EXERCISE PROMPT ▸ Please retype the records that appear below, exactly and in full.
◆ ◆ ◆ ◆
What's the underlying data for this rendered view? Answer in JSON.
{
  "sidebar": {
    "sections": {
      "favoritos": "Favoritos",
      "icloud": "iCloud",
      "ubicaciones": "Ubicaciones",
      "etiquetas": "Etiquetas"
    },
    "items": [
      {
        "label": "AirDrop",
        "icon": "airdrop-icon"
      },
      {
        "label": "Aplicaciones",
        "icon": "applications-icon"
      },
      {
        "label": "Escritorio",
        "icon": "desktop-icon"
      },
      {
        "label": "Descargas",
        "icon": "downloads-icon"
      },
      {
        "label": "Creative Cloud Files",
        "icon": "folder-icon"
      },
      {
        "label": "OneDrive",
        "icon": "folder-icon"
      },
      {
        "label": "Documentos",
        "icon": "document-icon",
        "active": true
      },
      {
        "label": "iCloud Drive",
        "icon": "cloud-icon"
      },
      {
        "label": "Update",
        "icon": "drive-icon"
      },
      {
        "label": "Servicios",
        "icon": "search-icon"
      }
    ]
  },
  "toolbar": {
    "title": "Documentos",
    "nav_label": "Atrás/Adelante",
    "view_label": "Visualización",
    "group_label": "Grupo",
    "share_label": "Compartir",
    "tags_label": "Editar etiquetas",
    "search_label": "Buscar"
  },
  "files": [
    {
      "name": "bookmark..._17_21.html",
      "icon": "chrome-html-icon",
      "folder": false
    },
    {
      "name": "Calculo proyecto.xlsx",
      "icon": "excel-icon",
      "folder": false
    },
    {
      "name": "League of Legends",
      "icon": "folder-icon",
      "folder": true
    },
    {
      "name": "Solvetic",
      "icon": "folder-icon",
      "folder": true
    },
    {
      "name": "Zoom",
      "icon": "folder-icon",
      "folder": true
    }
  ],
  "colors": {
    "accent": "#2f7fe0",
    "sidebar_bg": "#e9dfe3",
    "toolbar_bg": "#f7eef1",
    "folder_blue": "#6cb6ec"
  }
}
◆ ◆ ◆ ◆
SOLUTION TO THE PROBLEM ▸
What's the underlying data for this rendered view? Answer in JSON.
{
  "sidebar": {
    "sections": {
      "favoritos": "Favoritos",
      "icloud": "iCloud",
      "ubicaciones": "Ubicaciones",
      "etiquetas": "Etiquetas"
    },
    "items": [
      {
        "label": "AirDrop",
        "icon": "airdrop-icon"
      },
      {
        "label": "Aplicaciones",
        "icon": "applications-icon"
      },
      {
        "label": "Escritorio",
        "icon": "desktop-icon"
      },
      {
        "label": "Descargas",
        "icon": "downloads-icon"
      },
      {
        "label": "Creative Cloud Files",
        "icon": "folder-icon"
      },
      {
        "label": "OneDrive",
        "icon": "folder-icon"
      },
      {
        "label": "Documentos",
        "icon": "document-icon",
        "active": true
      },
      {
        "label": "iCloud Drive",
        "icon": "cloud-icon"
      },
      {
        "label": "Update",
        "icon": "drive-icon"
      },
      {
        "label": "Servicios",
        "icon": "search-icon"
      }
    ]
  },
  "toolbar": {
    "title": "Documentos",
    "nav_label": "Atrás/Adelante",
    "view_label": "Visualización",
    "group_label": "Grupo",
    "share_label": "Compartir",
    "tags_label": "Editar etiquetas",
    "search_label": "Buscar"
  },
  "files": [
    {
      "name": "bookmark..._17_21.html",
      "icon": "chrome-html-icon",
      "folder": false
    },
    {
      "name": "Calculo proyecto.xlsx",
      "icon": "excel-icon",
      "folder": false
    },
    {
      "name": "League of Legends",
      "icon": "folder-icon",
      "folder": true
    },
    {
      "name": "Solvetic",
      "icon": "folder-icon",
      "folder": true
    },
    {
      "name": "Zoom",
      "icon": "folder-icon",
      "folder": true
    }
  ],
  "colors": {
    "accent": "#2f7fe0",
    "sidebar_bg": "#e9dfe3",
    "toolbar_bg": "#f7eef1",
    "folder_blue": "#6cb6ec"
  }
}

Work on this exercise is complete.